Dutch industry-wide pension funds incur 40% lower costs when compared with company schemes, according to a survey commissioned by supervisor De Nederlandsche Bank (DNB).
The survey, conducted by Fieke van der Lecq, Gosse Alserda, and Jaap Bikker, attributed the difference to the usually more complex arrangements of individual company schemes, as well as their higher service level.
Bikker, a professer of banking and financial regulation at the School of Economics at Utrecht University, told IPE sister publication Pensioen Pro that DNB agreed that industry-wide schemes usually have simpler arrangements and were less likely to outsource board support.
He added that the cost differences had been corrected for scale.
The researchers found that implementation costs per participant varied widely, even at pension funds of equal scale. In addition, they found that the smaller the pension schemes were, the bigger the cost differences were.
Administration costs at the smallest schemes averaged €575 per participant, against €50 at the largest (sector) pension funds.

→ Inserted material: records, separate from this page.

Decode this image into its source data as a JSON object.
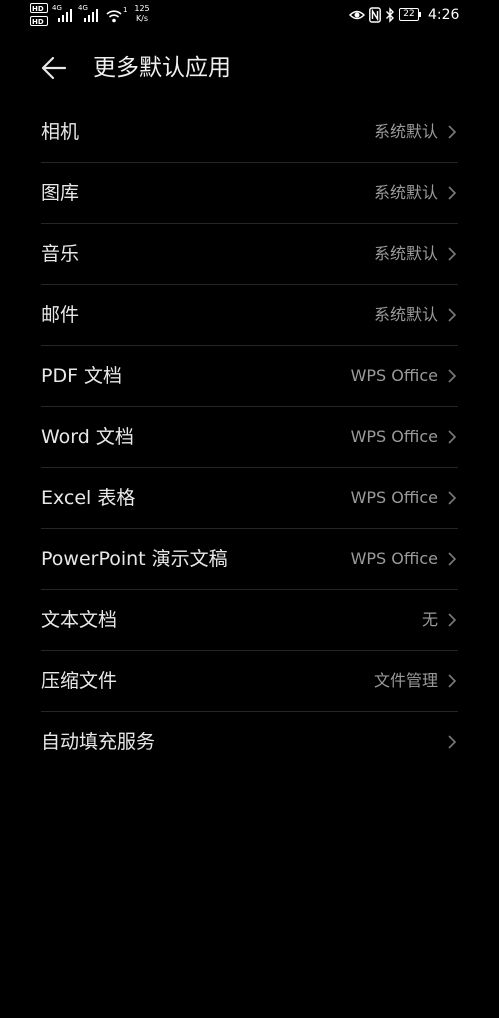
{
  "status_bar": {
    "hd1": "HD",
    "hd2": "HD",
    "net1": "4G",
    "net2": "4G",
    "wifi_sup": "1",
    "speed_value": "125",
    "speed_unit": "K/s",
    "battery": "22",
    "time": "4:26"
  },
  "header": {
    "title": "更多默认应用"
  },
  "rows": [
    {
      "label": "相机",
      "value": "系统默认"
    },
    {
      "label": "图库",
      "value": "系统默认"
    },
    {
      "label": "音乐",
      "value": "系统默认"
    },
    {
      "label": "邮件",
      "value": "系统默认"
    },
    {
      "label": "PDF 文档",
      "value": "WPS Office"
    },
    {
      "label": "Word 文档",
      "value": "WPS Office"
    },
    {
      "label": "Excel 表格",
      "value": "WPS Office"
    },
    {
      "label": "PowerPoint 演示文稿",
      "value": "WPS Office"
    },
    {
      "label": "文本文档",
      "value": "无"
    },
    {
      "label": "压缩文件",
      "value": "文件管理"
    },
    {
      "label": "自动填充服务",
      "value": ""
    }
  ],
  "colors": {
    "background": "#000000",
    "primary_text": "#e8e8e8",
    "secondary_text": "#9a9a9a",
    "divider": "#262626"
  }
}
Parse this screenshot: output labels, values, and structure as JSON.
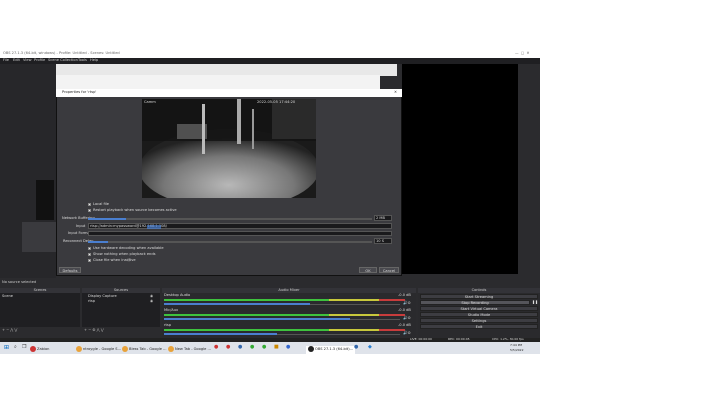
{
  "window": {
    "title": "OBS 27.1.3 (64-bit, windows) - Profile: Untitled - Scenes: Untitled"
  },
  "menu": [
    "File",
    "Edit",
    "View",
    "Profile",
    "Scene Collection",
    "Tools",
    "Help"
  ],
  "dialog": {
    "title": "Properties for 'rtsp'",
    "preview_label": "Camm",
    "timestamp": "2022-05-05 17:44:20",
    "local_file_label": "Local file",
    "restart_label": "Restart playback when source becomes active",
    "network_buffering_label": "Network Buffering",
    "network_buffering_value": "2 MB",
    "input_label": "Input",
    "input_value": "rtsp://admin:mypassword@192.168.1.108/",
    "input_format_label": "Input Format",
    "reconnect_label": "Reconnect Delay",
    "reconnect_value": "10 S",
    "hw_decoding_label": "Use hardware decoding when available",
    "show_nothing_label": "Show nothing when playback ends",
    "close_file_label": "Close file when inactive",
    "defaults_button": "Defaults",
    "ok_button": "OK",
    "cancel_button": "Cancel"
  },
  "status": {
    "no_source": "No source selected"
  },
  "docks": {
    "scenes": "Scenes",
    "sources": "Sources",
    "audio_mixer": "Audio Mixer",
    "controls": "Controls",
    "scene_item": "Scene",
    "source_items": [
      "Display Capture",
      "rtsp"
    ]
  },
  "mixer": {
    "tracks": [
      {
        "name": "Desktop Audio",
        "db": "-0.0 dB",
        "level": 0.62,
        "color": "#3ec23e"
      },
      {
        "name": "Mic/Aux",
        "db": "-0.0 dB",
        "level": 0.79,
        "color": "#3ec23e"
      },
      {
        "name": "rtsp",
        "db": "-0.0 dB",
        "level": 0.48,
        "color": "#3ec23e"
      }
    ]
  },
  "controls": [
    "Start Streaming",
    "Stop Recording",
    "Start Virtual Camera",
    "Studio Mode",
    "Settings",
    "Exit"
  ],
  "statusbar": {
    "live": "LIVE: 00:00:00",
    "rec": "REC: 00:00:45",
    "cpu": "CPU: 1.2%, 30.00 fps"
  },
  "taskbar": {
    "items": [
      "Zabion",
      "ntroygle - Google S...",
      "Bless Tab - Google ...",
      "New Tab - Google ...",
      "OBS 27.1.3 (64-bit)..."
    ],
    "time": "7:44 PM",
    "date": "5/5/2022"
  },
  "colors": {
    "obs_bg": "#2b2b2e",
    "dialog_bg": "#3a3a3e",
    "preview_bg": "#000000",
    "meter_green": "#3ec23e",
    "meter_yellow": "#c8c83c",
    "meter_red": "#c83c3c",
    "selection": "#4a7fd0"
  }
}
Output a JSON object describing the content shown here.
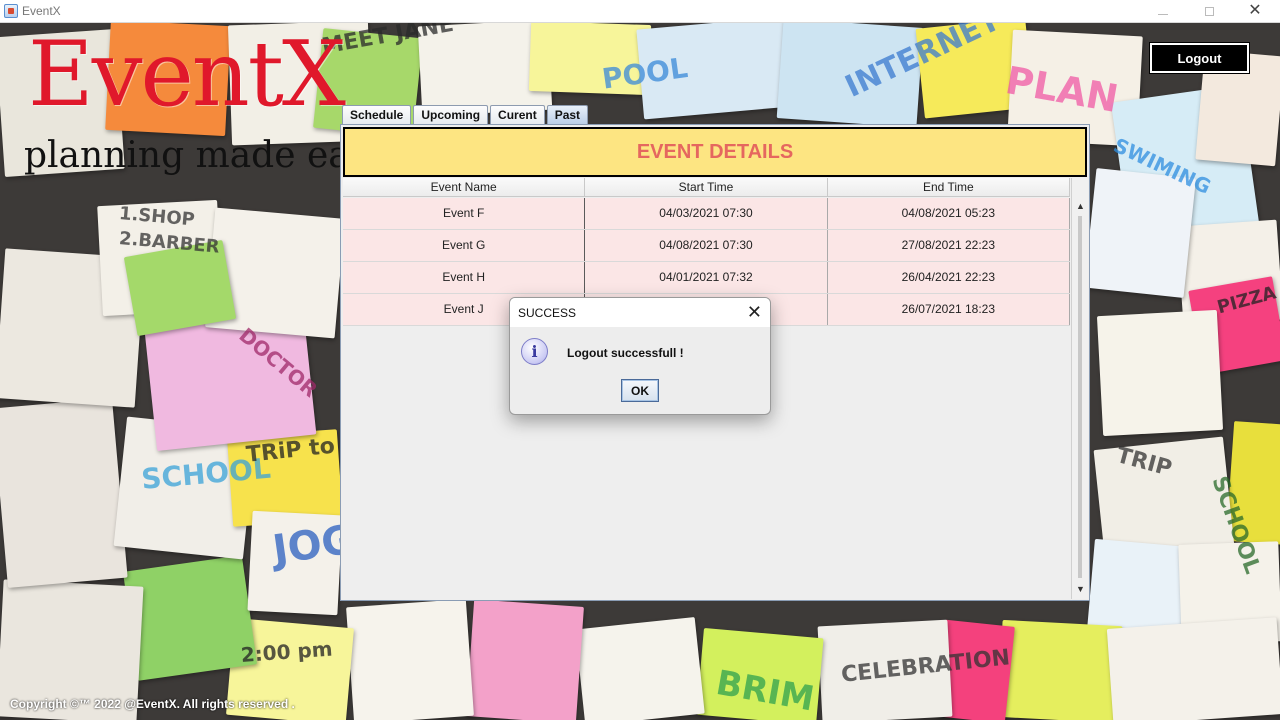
{
  "window": {
    "title": "EventX",
    "minimize_icon": "minimize-icon",
    "maximize_icon": "maximize-icon",
    "close_glyph": "✕"
  },
  "brand": {
    "title": "EventX",
    "subtitle": "planning made easy",
    "title_color": "#e0182b"
  },
  "header": {
    "logout_label": "Logout"
  },
  "tabs": [
    {
      "label": "Schedule"
    },
    {
      "label": "Upcoming"
    },
    {
      "label": "Curent"
    },
    {
      "label": "Past",
      "active": true
    }
  ],
  "panel": {
    "heading": "EVENT DETAILS",
    "heading_bg": "#fde582",
    "heading_color": "#e5675f"
  },
  "table": {
    "columns": [
      "Event Name",
      "Start Time",
      "End Time"
    ],
    "rows": [
      [
        "Event F",
        "04/03/2021  07:30",
        "04/08/2021  05:23"
      ],
      [
        "Event G",
        "04/08/2021  07:30",
        "27/08/2021  22:23"
      ],
      [
        "Event H",
        "04/01/2021  07:32",
        "26/04/2021  22:23"
      ],
      [
        "Event J",
        "",
        "26/07/2021  18:23"
      ]
    ],
    "row_color": "#fbe6e6"
  },
  "dialog": {
    "title": "SUCCESS",
    "close_glyph": "✕",
    "icon": "info-icon",
    "message": "Logout successfull !",
    "ok_label": "OK"
  },
  "footer": {
    "copyright": "Copyright ©™ 2022 @EventX. All rights reserved ."
  }
}
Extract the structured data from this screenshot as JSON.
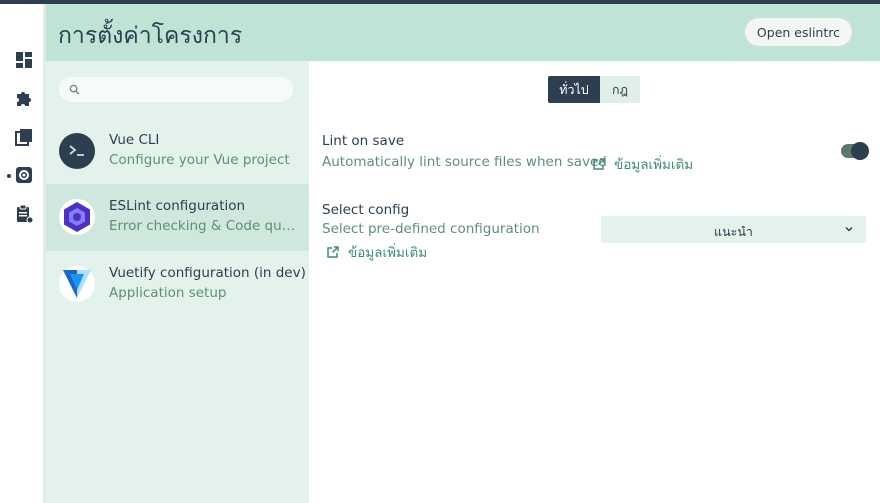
{
  "header": {
    "title": "การตั้งค่าโครงการ",
    "open_eslintrc_label": "Open eslintrc"
  },
  "rail": {
    "items": [
      {
        "icon": "dashboard-icon"
      },
      {
        "icon": "puzzle-icon"
      },
      {
        "icon": "library-icon"
      },
      {
        "icon": "settings-icon",
        "active": true
      },
      {
        "icon": "clipboard-icon"
      }
    ]
  },
  "sidebar": {
    "search_placeholder": "",
    "plugins": [
      {
        "name": "Vue CLI",
        "description": "Configure your Vue project",
        "icon": "terminal-icon",
        "selected": false
      },
      {
        "name": "ESLint configuration",
        "description": "Error checking & Code quality",
        "icon": "eslint-icon",
        "selected": true
      },
      {
        "name": "Vuetify configuration (in dev)",
        "description": "Application setup",
        "icon": "vuetify-icon",
        "selected": false
      }
    ]
  },
  "main": {
    "tabs": [
      {
        "label": "ทั่วไป",
        "active": true
      },
      {
        "label": "กฎ",
        "active": false
      }
    ],
    "lint_on_save": {
      "label": "Lint on save",
      "description": "Automatically lint source files when saved",
      "more_info": "ข้อมูลเพิ่มเติม",
      "enabled": true
    },
    "select_config": {
      "label": "Select config",
      "description": "Select pre-defined configuration",
      "more_info": "ข้อมูลเพิ่มเติม",
      "value": "แนะนำ"
    }
  },
  "colors": {
    "header_bg": "#bfe4d5",
    "sidebar_bg": "#e4f2ec",
    "accent_dark": "#2c3e50",
    "accent_green": "#3f8f6d"
  }
}
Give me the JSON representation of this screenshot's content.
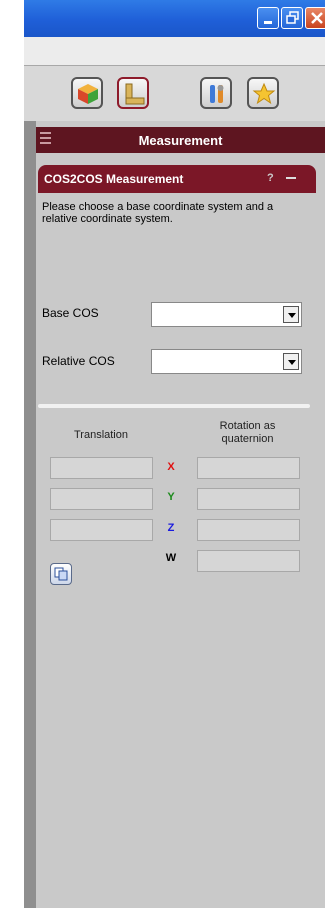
{
  "window": {
    "minimize_icon": "minimize-icon",
    "restore_icon": "restore-icon",
    "close_icon": "close-icon"
  },
  "toolbar": {
    "tools": [
      {
        "icon": "cube-icon"
      },
      {
        "icon": "ruler-icon",
        "active": true
      },
      {
        "icon": "tools-icon"
      },
      {
        "icon": "star-icon"
      }
    ]
  },
  "panel": {
    "title": "Measurement"
  },
  "section": {
    "title": "COS2COS Measurement",
    "help": "?",
    "description": "Please choose a base coordinate system and a relative coordinate system."
  },
  "fields": {
    "base_label": "Base COS",
    "base_value": "",
    "relative_label": "Relative COS",
    "relative_value": ""
  },
  "result": {
    "translation_header": "Translation",
    "rotation_header": "Rotation as quaternion",
    "axes": [
      {
        "label": "X",
        "color": "#e01010"
      },
      {
        "label": "Y",
        "color": "#1b8a1b"
      },
      {
        "label": "Z",
        "color": "#1a1ae0"
      },
      {
        "label": "W",
        "color": "#000000"
      }
    ]
  },
  "colors": {
    "panel_header": "#5e1520",
    "section_header": "#7b1727",
    "panel_bg": "#c9c9c9"
  }
}
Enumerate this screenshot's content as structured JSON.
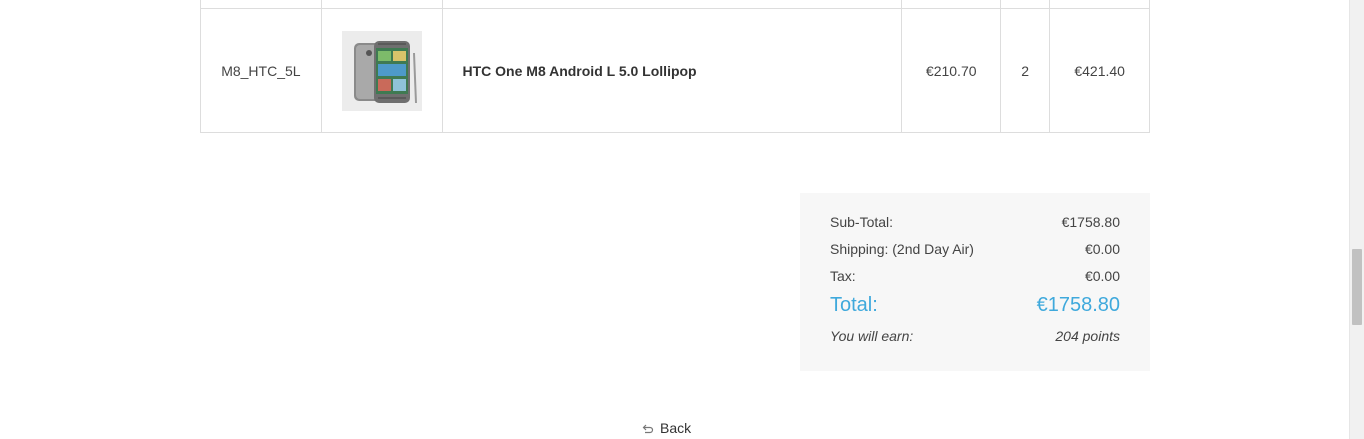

As costs at the smaller pensions funds ranged from a couple of hundreds of euros to €1,000, the study concluded that there was much scope for improvement.
According to the researchers, costs at occupational pension funds were 53% higher than at company schemes, “as they have to cash in contributions from all individual participants”.
They also concluded that pension funds with defined contribution arrangements incurred 12% less costs than schemes with defined benefit plans.
In contrast with the reporting recommendation of the Pensions Federation, Van der Lecq, Bikker, and Alserda also included deferred members in their calculations.
As a result, the costs they found were significantly lower than posted in pension funds’ annual reports.
Earlier surveys have suggested that asset management offers less scope for cost reduction through scale and that asset management costs are six times higher than administration costs.
One of the causes is that large pension funds are often invested in more expensive asset classes, such as infrastructure and private equity.